The film was banned in several regions because of its central mystery, or, rather, conspiracy, which suggests that the Catholic church is responsible for lying about the true status of Jesus Christ's lineage and his relationship with Mary Magdalene. Both the book and its adaptation suggest a complicated, alternate, conspiracy-ladened history, which many historians and critics have deemed factually inaccurate. Those who the watch "The Da Vinci Code" twice will notice some of its inconsistencies and narrative conveniences. 

"The Da Vinci Code" was notably banned in Middle Eastern countries like Jordan and Syria, where officials deemed the pic blasphemous, as it goes against the teachings and content of both the Bible and Qur'an. Other Muslim majority countries like Egypt, Lebanon, and Pakistan are some of the other nations that decided to give the blockbuster the boot. While the film and its source material investigate Jesus from a Christian point of view, Christ is considered a holy prophet for Muslims and is mentioned in the Qur'an. 

There were several protests against The Da Vinci Code

When Dan Brown's novel debuted, it was an inescapable cultural phenomenon. Thanks in part to its controversial subject matter, the book has sold over 80 million copies, making it one of the best-selling texts of all time. Naturally, the IP received even more backlash when Tom Hanks joined the film adaptation. Amidst several bans in prominent regions, the pic was also on the receiving end of many protests, which largely criticized its controversial narrative. 

A number of countries tried to have the film banned, though not all government organizations agreed. The film premiered in China and made a healthy chunk of change but was pulled after nearly three weeks due to intense uproar and protests from the Patriotic Catholic Association and several other individual Catholics. "Our view is that it should never have been released in the first place," a Patriotic Catholic Association spokesperson said, suggesting that "The Da Vinci Code" was responsible for causing social instability. In India, which has a prominent Christian and Muslim population, the film was banned in several states, though it was shown in others with the equivalent of an R rating. Prior to its cinematic release, several protestors in India stormed bookstores to stop sales of the novel. 

There were also protests in several countries like Iran, Thailand, and Greece. Interestingly, the protests began even before the movie's marketing campaign started. A Roman Catholic nun protested the project while it was filming at a London cathedral. 

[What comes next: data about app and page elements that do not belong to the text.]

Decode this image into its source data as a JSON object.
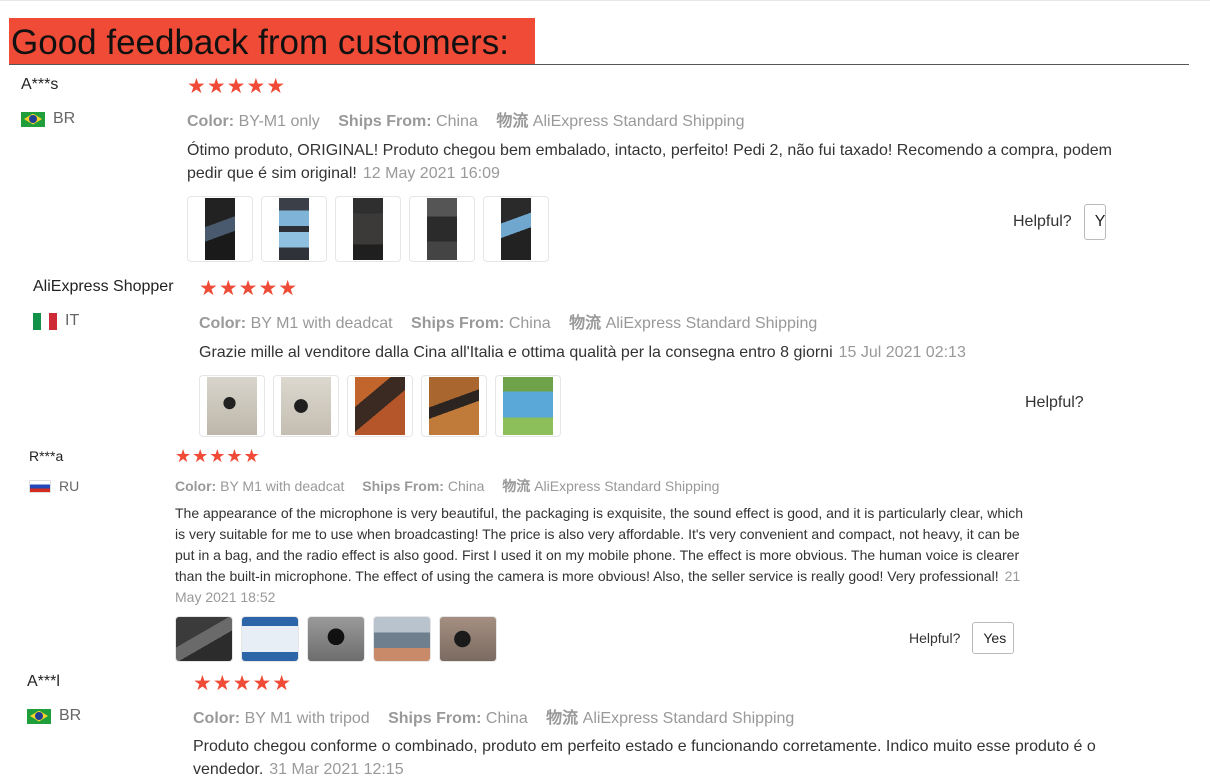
{
  "banner": {
    "title": "Good feedback from customers:"
  },
  "labels": {
    "color": "Color:",
    "ships_from": "Ships From:",
    "shipping_method": "物流",
    "helpful": "Helpful?"
  },
  "reviews": [
    {
      "user": "A***s",
      "country": "BR",
      "stars": "★★★★★",
      "rating": 5,
      "color": "BY-M1 only",
      "ships_from": "China",
      "shipping": "AliExpress Standard Shipping",
      "text": "Ótimo produto, ORIGINAL! Produto chegou bem embalado, intacto, perfeito! Pedi 2, não fui taxado! Recomendo a compra, podem pedir que é sim original!",
      "date": "12 May 2021 16:09",
      "yes_label": "Y"
    },
    {
      "user": "AliExpress Shopper",
      "country": "IT",
      "stars": "★★★★★",
      "rating": 5,
      "color": "BY M1 with deadcat",
      "ships_from": "China",
      "shipping": "AliExpress Standard Shipping",
      "text": "Grazie mille al venditore dalla Cina all'Italia e ottima qualità per la consegna entro 8 giorni",
      "date": "15 Jul 2021 02:13"
    },
    {
      "user": "R***a",
      "country": "RU",
      "stars": "★★★★★",
      "rating": 5,
      "color": "BY M1 with deadcat",
      "ships_from": "China",
      "shipping": "AliExpress Standard Shipping",
      "text": "The appearance of the microphone is very beautiful, the packaging is exquisite, the sound effect is good, and it is particularly clear, which is very suitable for me to use when broadcasting! The price is also very affordable. It's very convenient and compact, not heavy, it can be put in a bag, and the radio effect is also good. First I used it on my mobile phone. The effect is more obvious. The human voice is clearer than the built-in microphone. The effect of using the camera is more obvious! Also, the seller service is really good! Very professional!",
      "date": "21 May 2021 18:52",
      "yes_label": "Yes"
    },
    {
      "user": "A***l",
      "country": "BR",
      "stars": "★★★★★",
      "rating": 5,
      "color": "BY M1 with tripod",
      "ships_from": "China",
      "shipping": "AliExpress Standard Shipping",
      "text": "Produto chegou conforme o combinado, produto em perfeito estado e funcionando corretamente. Indico muito esse produto é o vendedor.",
      "date": "31 Mar 2021 12:15"
    }
  ]
}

The Da Vinci Code cast and crew reflect on the backlash

Based on the novel's success, "The Da Vinci Code" was a golden ticket for any studio, and Columbia Pictures jumped at the opportunity, roping in Ron Howard to helm the pic. Prior to the film's release, the Catholic institution Opus Dei (who are featured in the film) asked the "Beautiful Mind" director to add a disclaimer to the release, making it abundantly clear it is a work of fiction. Howard refused, telling The Los Angeles Times (via The Guardian) that, "Those characters in this work of fiction act and react on that premise. It's not theology. It's not history. To start off with a disclaimer ... spy thrillers don't start off with disclaimers."

While the film was a global success, it was a critical misfire, boasting a poor 25% critics score on Rotten Tomatoes. Tom Hanks even had a brutally honest take on "The Da Vinci Code" trilogy, positioning them as simple popcorn thrillers with elevated premises. During a press event at the Cannes Film Festival (via The Guardian), where the film debuted, Hanks said that audiences shouldn't take the pic so seriously. "I view this as a great opportunity to discuss and clarify one's own place in the universe and cosmos. This is a film that can spur a better understanding to the individual. It's not a documentary," the "Cast Away" actor said. 

Loved Hanks' mystery thriller? Check out these 30 movies like "The Da Vinci Code" that you should watch next!